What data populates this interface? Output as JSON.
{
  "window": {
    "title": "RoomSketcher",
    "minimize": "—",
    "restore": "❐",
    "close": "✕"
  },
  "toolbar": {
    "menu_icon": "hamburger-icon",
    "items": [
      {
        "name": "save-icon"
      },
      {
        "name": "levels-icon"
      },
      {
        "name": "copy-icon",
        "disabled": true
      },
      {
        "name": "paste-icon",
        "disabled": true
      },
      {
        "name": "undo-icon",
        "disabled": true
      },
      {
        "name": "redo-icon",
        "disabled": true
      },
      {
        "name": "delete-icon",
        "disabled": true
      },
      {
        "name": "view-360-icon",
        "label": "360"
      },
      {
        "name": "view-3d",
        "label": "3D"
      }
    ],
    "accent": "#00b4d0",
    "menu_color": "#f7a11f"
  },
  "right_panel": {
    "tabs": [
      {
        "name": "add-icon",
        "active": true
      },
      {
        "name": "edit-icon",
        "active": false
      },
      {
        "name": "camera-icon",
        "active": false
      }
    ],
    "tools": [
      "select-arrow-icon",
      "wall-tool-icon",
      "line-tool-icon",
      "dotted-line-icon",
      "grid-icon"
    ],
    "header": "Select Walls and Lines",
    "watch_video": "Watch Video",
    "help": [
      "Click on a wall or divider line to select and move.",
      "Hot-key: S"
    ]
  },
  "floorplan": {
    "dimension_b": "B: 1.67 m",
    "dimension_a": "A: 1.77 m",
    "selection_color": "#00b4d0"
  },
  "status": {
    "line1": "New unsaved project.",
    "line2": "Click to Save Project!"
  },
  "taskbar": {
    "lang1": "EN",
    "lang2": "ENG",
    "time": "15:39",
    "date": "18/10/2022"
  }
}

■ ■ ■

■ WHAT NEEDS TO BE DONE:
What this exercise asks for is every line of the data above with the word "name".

■ SOLVED EXERCISE:
        "name": "save-icon"
        "name": "levels-icon"
        "name": "copy-icon",
        "name": "paste-icon",
        "name": "undo-icon",
        "name": "redo-icon",
        "name": "delete-icon",
        "name": "view-360-icon",
        "name": "view-3d",
        "name": "add-icon",
        "name": "edit-icon",
        "name": "camera-icon",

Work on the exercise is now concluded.